Religious allusions and poetry quotes make this a more interesting tale than it is at face value. Visuals are evocative. Loren Lester is just a tad low key; Chauncy Thomas unfocused. Both actors, but especially Thomas, seem to be reading. Only Wicks comes off as entirely in the moment playing both women – changing wigs, accents and demeanor.
Story Three: 812 East 9th Street based on The Fall of The House of Usher
The English manor house becomes an East Village brownstone.
Toby (Michael Levi Harris) sets up his phone/camera in a stairwell (why?). Horribly shaken, he’s been up all night and feels a need to document his experience. The evening before, he received a text from Philip (Kevin Orton), a boarding school friend Toby had neither heard from nor seen for ten years. The urgent request said come NOW. The house looked close to ruins. A key was tossed down.
Assuming Toby had followed through with his plan to become a doctor, Philip reached out for discrete medical help. His “partly cataleptic”? twin Edwina was wasting away. Toby is talked into spending the night, but pressed into doing considerably more before he flees. Did Edwina die? Was she buried? Does the house still stand after what seemed like an other- worldly tornado? What did Toby really see?

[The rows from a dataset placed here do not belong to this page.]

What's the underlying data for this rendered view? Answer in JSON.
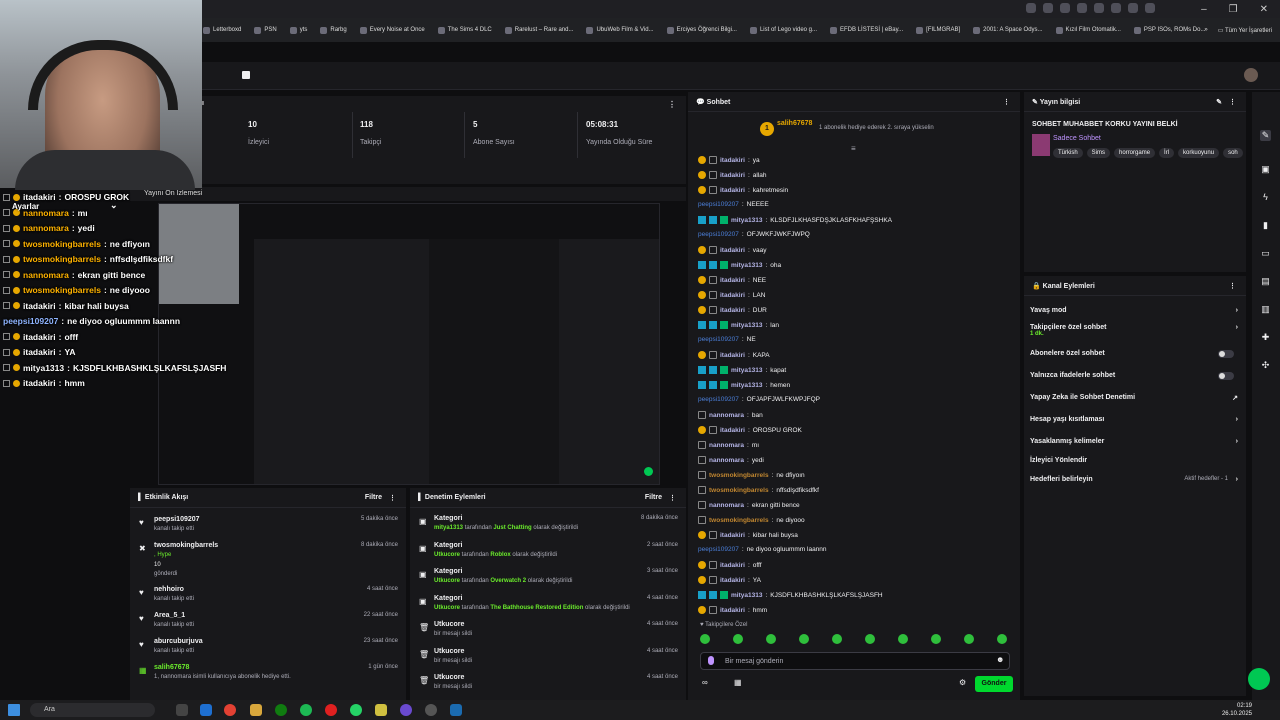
{
  "browser": {
    "bookmarks": [
      "Letterboxd",
      "PSN",
      "yts",
      "Rarbg",
      "Every Noise at Once",
      "The Sims 4 DLC",
      "Rarelust – Rare and...",
      "UbuWeb Film & Vid...",
      "Erciyes Öğrenci Bilgi...",
      "List of Lego video g...",
      "EFDB LİSTESİ | eBay...",
      "[FILMGRAB]",
      "2001: A Space Odys...",
      "Kızıl Film Otomatik...",
      "PSP ISOs, ROMs Do..."
    ],
    "all_bookmarks": "Tüm Yer İşaretleri"
  },
  "overlay": {
    "settings_label": "Ayarlar",
    "preview_label": "Yayını Ön İzlemesi",
    "lines": [
      {
        "user": "itadakiri",
        "text": "OROSPU GROK"
      },
      {
        "user": "nannomara",
        "text": "mı"
      },
      {
        "user": "nannomara",
        "text": "yedi"
      },
      {
        "user": "twosmokingbarrels",
        "text": "ne dfiyoın"
      },
      {
        "user": "twosmokingbarrels",
        "text": "nffsdlşdfiksdfkf"
      },
      {
        "user": "nannomara",
        "text": "ekran gitti bence"
      },
      {
        "user": "twosmokingbarrels",
        "text": "ne diyooo"
      },
      {
        "user": "itadakiri",
        "text": "kibar hali buysa"
      },
      {
        "user": "peepsi109207",
        "text": "ne diyoo ogluummm laannn"
      },
      {
        "user": "itadakiri",
        "text": "offf"
      },
      {
        "user": "itadakiri",
        "text": "YA"
      },
      {
        "user": "mitya1313",
        "text": "KJSDFLKHBASHKLŞLKAFSLŞJASFH"
      },
      {
        "user": "itadakiri",
        "text": "hmm"
      }
    ]
  },
  "stats": [
    {
      "value": "10",
      "label": "İzleyici"
    },
    {
      "value": "118",
      "label": "Takipçi"
    },
    {
      "value": "5",
      "label": "Abone Sayısı"
    },
    {
      "value": "05:08:31",
      "label": "Yayında Olduğu Süre"
    }
  ],
  "activity": {
    "title": "Etkinlik Akışı",
    "filter": "Filtre",
    "items": [
      {
        "user": "peepsi109207",
        "sub": "kanalı takip etti",
        "time": "5 dakika önce"
      },
      {
        "user": "twosmokingbarrels",
        "sub": ", Hype",
        "extra": "10",
        "extra2": "gönderdi",
        "time": "8 dakika önce"
      },
      {
        "user": "nehhoiro",
        "sub": "kanalı takip etti",
        "time": "4 saat önce"
      },
      {
        "user": "Area_5_1",
        "sub": "kanalı takip etti",
        "time": "22 saat önce"
      },
      {
        "user": "aburcuburjuva",
        "sub": "kanalı takip etti",
        "time": "23 saat önce"
      },
      {
        "user": "salih67678",
        "sub": "1, nannomara isimli kullanıcıya abonelik hediye etti.",
        "time": "1 gün önce"
      }
    ]
  },
  "moderation": {
    "title": "Denetim Eylemleri",
    "filter": "Filtre",
    "items": [
      {
        "head": "Kategori",
        "actor": "mitya1313",
        "mid": " tarafından ",
        "target": "Just Chatting",
        "tail": " olarak değiştirildi",
        "time": "8 dakika önce"
      },
      {
        "head": "Kategori",
        "actor": "Utkucore",
        "mid": " tarafından ",
        "target": "Roblox",
        "tail": " olarak değiştirildi",
        "time": "2 saat önce"
      },
      {
        "head": "Kategori",
        "actor": "Utkucore",
        "mid": " tarafından ",
        "target": "Overwatch 2",
        "tail": " olarak değiştirildi",
        "time": "3 saat önce"
      },
      {
        "head": "Kategori",
        "actor": "Utkucore",
        "mid": " tarafından ",
        "target": "The Bathhouse Restored Edition",
        "tail": " olarak değiştirildi",
        "time": "4 saat önce"
      },
      {
        "head": "Utkucore",
        "actor": "",
        "mid": "bir mesajı sildi",
        "target": "",
        "tail": "",
        "time": "4 saat önce"
      },
      {
        "head": "Utkucore",
        "actor": "",
        "mid": "bir mesajı sildi",
        "target": "",
        "tail": "",
        "time": "4 saat önce"
      },
      {
        "head": "Utkucore",
        "actor": "",
        "mid": "bir mesajı sildi",
        "target": "",
        "tail": "",
        "time": "4 saat önce"
      }
    ]
  },
  "chat": {
    "title": "Sohbet",
    "pinned_user": "salih67678",
    "pinned_text": "1 abonelik hediye ederek 2. sıraya yükselin",
    "messages": [
      {
        "u": "itadakiri",
        "t": "ya",
        "k": "it"
      },
      {
        "u": "itadakiri",
        "t": "allah",
        "k": "it"
      },
      {
        "u": "itadakiri",
        "t": "kahretmesin",
        "k": "it"
      },
      {
        "u": "peepsi109207",
        "t": "NEEEE",
        "k": "pe"
      },
      {
        "u": "mitya1313",
        "t": "KLSDFJLKHASFDŞJKLASFKHAFŞSHKA",
        "k": "mi"
      },
      {
        "u": "peepsi109207",
        "t": "OFJWKFJWKFJWPQ",
        "k": "pe"
      },
      {
        "u": "itadakiri",
        "t": "vaay",
        "k": "it"
      },
      {
        "u": "mitya1313",
        "t": "oha",
        "k": "mi"
      },
      {
        "u": "itadakiri",
        "t": "NEE",
        "k": "it"
      },
      {
        "u": "itadakiri",
        "t": "LAN",
        "k": "it"
      },
      {
        "u": "itadakiri",
        "t": "DUR",
        "k": "it"
      },
      {
        "u": "mitya1313",
        "t": "lan",
        "k": "mi"
      },
      {
        "u": "peepsi109207",
        "t": "NE",
        "k": "pe"
      },
      {
        "u": "itadakiri",
        "t": "KAPA",
        "k": "it"
      },
      {
        "u": "mitya1313",
        "t": "kapat",
        "k": "mi"
      },
      {
        "u": "mitya1313",
        "t": "hemen",
        "k": "mi"
      },
      {
        "u": "peepsi109207",
        "t": "OFJAPFJWLFKWPJFQP",
        "k": "pe"
      },
      {
        "u": "nannomara",
        "t": "ban",
        "k": "na"
      },
      {
        "u": "itadakiri",
        "t": "OROSPU GROK",
        "k": "it"
      },
      {
        "u": "nannomara",
        "t": "mı",
        "k": "na"
      },
      {
        "u": "nannomara",
        "t": "yedi",
        "k": "na"
      },
      {
        "u": "twosmokingbarrels",
        "t": "ne dfiyoın",
        "k": "tw"
      },
      {
        "u": "twosmokingbarrels",
        "t": "nffsdlşdfiksdfkf",
        "k": "tw"
      },
      {
        "u": "nannomara",
        "t": "ekran gitti bence",
        "k": "na"
      },
      {
        "u": "twosmokingbarrels",
        "t": "ne diyooo",
        "k": "tw"
      },
      {
        "u": "itadakiri",
        "t": "kibar hali buysa",
        "k": "it"
      },
      {
        "u": "peepsi109207",
        "t": "ne diyoo ogluummm laannn",
        "k": "pe"
      },
      {
        "u": "itadakiri",
        "t": "offf",
        "k": "it"
      },
      {
        "u": "itadakiri",
        "t": "YA",
        "k": "it"
      },
      {
        "u": "mitya1313",
        "t": "KJSDFLKHBASHKLŞLKAFSLŞJASFH",
        "k": "mi"
      },
      {
        "u": "itadakiri",
        "t": "hmm",
        "k": "it"
      }
    ],
    "followers_only": "Takipçilere Özel",
    "input_placeholder": "Bir mesaj gönderin",
    "send": "Gönder"
  },
  "stream_info": {
    "title": "Yayın bilgisi",
    "stream_title": "SOHBET MUHABBET KORKU YAYINI BELKİ",
    "category": "Sadece Sohbet",
    "tags": [
      "Türkish",
      "Sims",
      "horrorgame",
      "İrl",
      "korkuoyunu",
      "soh"
    ]
  },
  "channel_actions": {
    "title": "Kanal Eylemleri",
    "rows": [
      {
        "label": "Yavaş mod",
        "sub": "",
        "kind": "chev"
      },
      {
        "label": "Takipçilere özel sohbet",
        "sub": "1 dk.",
        "kind": "chev"
      },
      {
        "label": "Abonelere özel sohbet",
        "sub": "",
        "kind": "toggle"
      },
      {
        "label": "Yalnızca ifadelerle sohbet",
        "sub": "",
        "kind": "toggle"
      },
      {
        "label": "Yapay Zeka ile Sohbet Denetimi",
        "sub": "",
        "kind": "ext"
      },
      {
        "label": "Hesap yaşı kısıtlaması",
        "sub": "",
        "kind": "chev"
      },
      {
        "label": "Yasaklanmış kelimeler",
        "sub": "",
        "kind": "chev"
      },
      {
        "label": "İzleyici Yönlendir",
        "sub": "",
        "kind": "none"
      },
      {
        "label": "Hedefleri belirleyin",
        "sub": "Aktif hedefler - 1",
        "kind": "chev"
      }
    ]
  },
  "taskbar": {
    "search": "Ara",
    "time": "02:19",
    "date": "26.10.2025"
  }
}
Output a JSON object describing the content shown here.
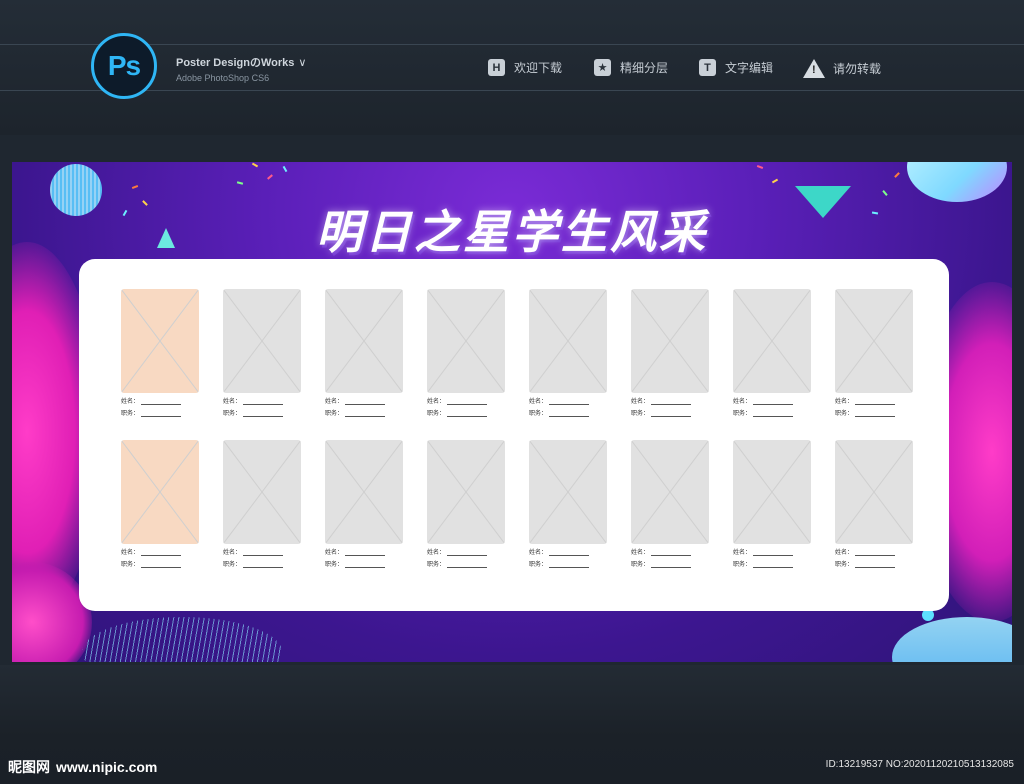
{
  "header": {
    "logo_text": "Ps",
    "brand_title": "Poster DesignのWorks",
    "brand_chevron": "∨",
    "brand_subtitle": "Adobe PhotoShop CS6",
    "nav": [
      {
        "icon": "H",
        "label": "欢迎下载"
      },
      {
        "icon": "★",
        "label": "精细分层"
      },
      {
        "icon": "T",
        "label": "文字编辑"
      },
      {
        "icon": "!",
        "label": "请勿转载"
      }
    ]
  },
  "poster": {
    "title": "明日之星学生风采",
    "field_name_label": "姓名：",
    "field_position_label": "职务：",
    "rows": 2,
    "columns": 8,
    "colors": {
      "background": "#5a1fb8",
      "photo_placeholder": "#e1e1e1",
      "photo_highlight": "#f8d9c2",
      "board": "#ffffff"
    }
  },
  "footer": {
    "watermark_logo": "昵图网",
    "watermark_url": "www.nipic.com",
    "id_text": "ID:13219537 NO:20201120210513132085"
  }
}
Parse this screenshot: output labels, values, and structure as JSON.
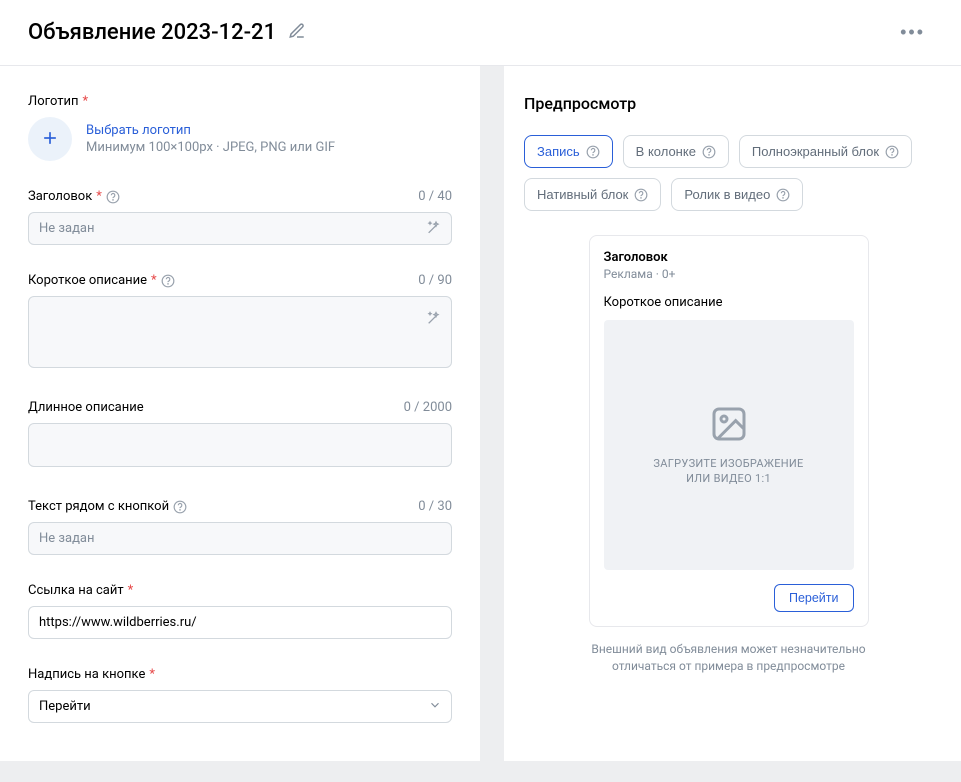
{
  "header": {
    "title": "Объявление 2023-12-21"
  },
  "form": {
    "logo": {
      "label": "Логотип",
      "link_text": "Выбрать логотип",
      "hint": "Минимум 100×100px · JPEG, PNG или GIF"
    },
    "heading": {
      "label": "Заголовок",
      "counter": "0 / 40",
      "placeholder": "Не задан"
    },
    "short_desc": {
      "label": "Короткое описание",
      "counter": "0 / 90"
    },
    "long_desc": {
      "label": "Длинное описание",
      "counter": "0 / 2000"
    },
    "button_text": {
      "label": "Текст рядом с кнопкой",
      "counter": "0 / 30",
      "placeholder": "Не задан"
    },
    "site_link": {
      "label": "Ссылка на сайт",
      "value": "https://www.wildberries.ru/"
    },
    "button_label": {
      "label": "Надпись на кнопке",
      "value": "Перейти"
    }
  },
  "preview": {
    "title": "Предпросмотр",
    "chips": [
      "Запись",
      "В колонке",
      "Полноэкранный блок",
      "Нативный блок",
      "Ролик в видео"
    ],
    "active_chip_index": 0,
    "card": {
      "title": "Заголовок",
      "sub": "Реклама · 0+",
      "desc": "Короткое описание",
      "media_line1": "ЗАГРУЗИТЕ ИЗОБРАЖЕНИЕ",
      "media_line2": "ИЛИ ВИДЕО 1:1",
      "cta": "Перейти"
    },
    "note_line1": "Внешний вид объявления может незначительно",
    "note_line2": "отличаться от примера в предпросмотре"
  }
}
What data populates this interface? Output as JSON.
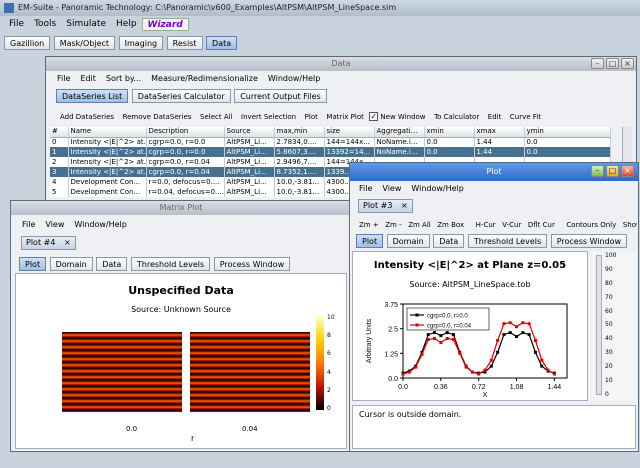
{
  "desktop": {
    "bg": "#5a86b8"
  },
  "main": {
    "title": "EM-Suite - Panoramic Technology: C:\\Panoramic\\v600_Examples\\AltPSM\\AltPSM_LineSpace.sim",
    "menu": [
      "File",
      "Tools",
      "Simulate",
      "Help"
    ],
    "wizard": "Wizard",
    "tabs": [
      "Gazillion",
      "Mask/Object",
      "Imaging",
      "Resist",
      "Data"
    ],
    "active_tab": "Data"
  },
  "data_win": {
    "title": "Data",
    "menu": [
      "File",
      "Edit",
      "Sort by...",
      "Measure/Redimensionalize",
      "Window/Help"
    ],
    "tabs": [
      "DataSeries List",
      "DataSeries Calculator",
      "Current Output Files"
    ],
    "toolbar": [
      "Add DataSeries",
      "Remove DataSeries",
      "Select All",
      "Invert Selection",
      "Plot",
      "Matrix Plot",
      "New Window",
      "To Calculator",
      "Edit",
      "Curve Fit"
    ],
    "new_window_checked": true,
    "columns": [
      "#",
      "Name",
      "Description",
      "Source",
      "max,min",
      "size",
      "Aggregati...",
      "xmin",
      "xmax",
      "ymin"
    ],
    "rows": [
      [
        "0",
        "Intensity <|E|^2> at...",
        "cgrp=0.0, r=0.0",
        "AltPSM_Li...",
        "2.7834,0....",
        "144=144x...",
        "NoName.i...",
        "0.0",
        "1.44",
        "0.0"
      ],
      [
        "1",
        "Intensity <|E|^2> at...",
        "cgrp=0.0, r=0.0",
        "AltPSM_Li...",
        "5.8607,3....",
        "13392=14...",
        "NoName.i...",
        "0.0",
        "1.44",
        "0.0"
      ],
      [
        "2",
        "Intensity <|E|^2> at...",
        "cgrp=0.0, r=0.04",
        "AltPSM_Li...",
        "2.9496,7....",
        "144=144x...",
        "",
        "",
        "",
        ""
      ],
      [
        "3",
        "Intensity <|E|^2> at...",
        "cgrp=0.0, r=0.04",
        "AltPSM_Li...",
        "8.7352,1....",
        "1339...",
        "",
        "",
        "",
        ""
      ],
      [
        "4",
        "Development Con...",
        "r=0.0, defocus=0....",
        "AltPSM_Li...",
        "10.0,-3.81...",
        "4300...",
        "",
        "",
        "",
        ""
      ],
      [
        "5",
        "Development Con...",
        "r=0.04, defocus=0....",
        "AltPSM_Li...",
        "10.0,-3.81...",
        "4300...",
        "",
        "",
        "",
        ""
      ]
    ],
    "selected_rows": [
      1,
      3
    ]
  },
  "matrix_win": {
    "title": "Matrix Plot",
    "menu": [
      "File",
      "View",
      "Window/Help"
    ],
    "doc_tab": "Plot #4",
    "tabs": [
      "Plot",
      "Domain",
      "Data",
      "Threshold Levels",
      "Process Window"
    ],
    "heading": "Unspecified Data",
    "source": "Source: Unknown Source",
    "xticks": [
      "0.0",
      "0.04"
    ],
    "xlabel": "r",
    "colorbar_ticks": [
      "10",
      "8",
      "6",
      "4",
      "2",
      "0"
    ]
  },
  "plot_win": {
    "title": "Plot",
    "menu": [
      "File",
      "View",
      "Window/Help"
    ],
    "doc_tab": "Plot #3",
    "toolbar": [
      "Zm +",
      "Zm -",
      "Zm All",
      "Zm Box",
      "H-Cur",
      "V-Cur",
      "Dflt Cur",
      "Contours Only",
      "Show Ima"
    ],
    "tabs": [
      "Plot",
      "Domain",
      "Data",
      "Threshold Levels",
      "Process Window"
    ],
    "status": "Cursor is outside domain.",
    "side_ticks": [
      "100",
      "90",
      "80",
      "70",
      "60",
      "50",
      "40",
      "30",
      "20",
      "10",
      "0"
    ]
  },
  "chart_data": {
    "type": "line",
    "title": "Intensity <|E|^2> at Plane z=0.05",
    "subtitle": "Source: AltPSM_LineSpace.tob",
    "xlabel": "X",
    "ylabel": "Arbitrary Units",
    "xlim": [
      0,
      1.56
    ],
    "ylim": [
      0,
      3.75
    ],
    "xticks": [
      "0.0",
      "0.36",
      "0.72",
      "1.08",
      "1.44"
    ],
    "yticks": [
      "0.0",
      "1.25",
      "2.5",
      "3.75"
    ],
    "x": [
      0,
      0.06,
      0.12,
      0.18,
      0.24,
      0.3,
      0.36,
      0.42,
      0.48,
      0.54,
      0.6,
      0.66,
      0.72,
      0.78,
      0.84,
      0.9,
      0.96,
      1.02,
      1.08,
      1.14,
      1.2,
      1.26,
      1.32,
      1.38,
      1.44
    ],
    "series": [
      {
        "name": "cgrp=0.0, r=0.0",
        "color": "#000000",
        "values": [
          0.25,
          0.35,
          0.6,
          1.3,
          2.2,
          2.3,
          2.15,
          2.3,
          2.2,
          1.3,
          0.6,
          0.3,
          0.25,
          0.3,
          0.6,
          1.3,
          2.2,
          2.3,
          2.1,
          2.3,
          2.2,
          1.3,
          0.6,
          0.35,
          0.25
        ]
      },
      {
        "name": "cgrp=0.0, r=0.04",
        "color": "#e00000",
        "values": [
          0.2,
          0.3,
          0.55,
          1.2,
          1.95,
          2.0,
          1.8,
          2.0,
          1.95,
          1.25,
          0.55,
          0.3,
          0.2,
          0.4,
          0.9,
          1.9,
          2.75,
          2.8,
          2.6,
          2.8,
          2.75,
          1.9,
          0.9,
          0.4,
          0.2
        ]
      }
    ]
  }
}
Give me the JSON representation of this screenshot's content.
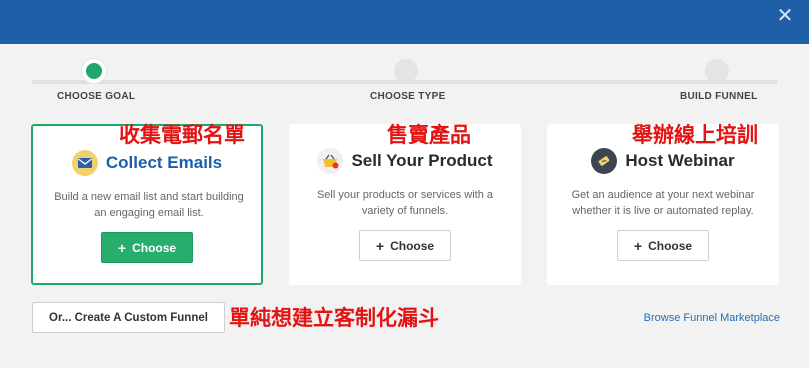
{
  "header": {
    "close_icon": "close-icon"
  },
  "steps": [
    {
      "label": "CHOOSE GOAL",
      "active": true
    },
    {
      "label": "CHOOSE TYPE",
      "active": false
    },
    {
      "label": "BUILD FUNNEL",
      "active": false
    }
  ],
  "annotations": {
    "collect": "收集電郵名單",
    "sell": "售賣產品",
    "webinar": "舉辦線上培訓",
    "custom": "單純想建立客制化漏斗"
  },
  "cards": [
    {
      "title": "Collect Emails",
      "desc": "Build a new email list and start building an engaging email list.",
      "button": "Choose",
      "icon": "envelope-icon"
    },
    {
      "title": "Sell Your Product",
      "desc": "Sell your products or services with a variety of funnels.",
      "button": "Choose",
      "icon": "shopping-basket-icon"
    },
    {
      "title": "Host Webinar",
      "desc": "Get an audience at your next webinar whether it is live or automated replay.",
      "button": "Choose",
      "icon": "ticket-icon"
    }
  ],
  "footer": {
    "custom_button": "Or... Create A Custom Funnel",
    "browse_link": "Browse Funnel Marketplace"
  },
  "colors": {
    "header": "#1f5fa8",
    "accent_green": "#27ae6c",
    "annotation_red": "#e31313",
    "link_blue": "#2a6db0"
  }
}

Because the protagonist tells his tale to a camera much of the time, facing forward works (looking down does not). Michael Levi Harris creates palpable fear and anxiety. Kevin Orton is believably, rather gracefully sinister. Teal Wicks is a costumed presence. (A slip in continuity finds Edwina in bloody disarray in one scene and wiped clean in the next.)
Well chosen, atmospheric backgrounds sometimes blur slightly-perfectly apt with these eerie tales. The director has however chosen not to have actors face one another as they speak, but instead look out as if the other person is in front of them. In my opinion, they should have at least occasionally turned.
Streaming at baystreet.org under events until October 31 for $20.
All photos courtesy of the theater
Bay Street Theater is experimenting with new technology, paving the way for theatrical solutions to pandemic restrictions. A mixed bag, the program is definitely intriguing.
Bay Street Theater is a not-for-profit 299-seat professional regional theater situated on the Long Wharf, in Sag Harbor, New York. Many productions that premiered or were developed here moved to Broadway, Off-Broadway, regionally and abroad. Bay is considered ” …one of the Country’s pre-eminent regional theatres” ( CBS Sunday Morning )
Artistic Director- Scott Schwartz
Associate Artistic Director- Will Pomerantz
Music Scoring Will Pomerantz
Designer/Editor/Special Effects- Mike Billings
They’re working on MOBY DICK!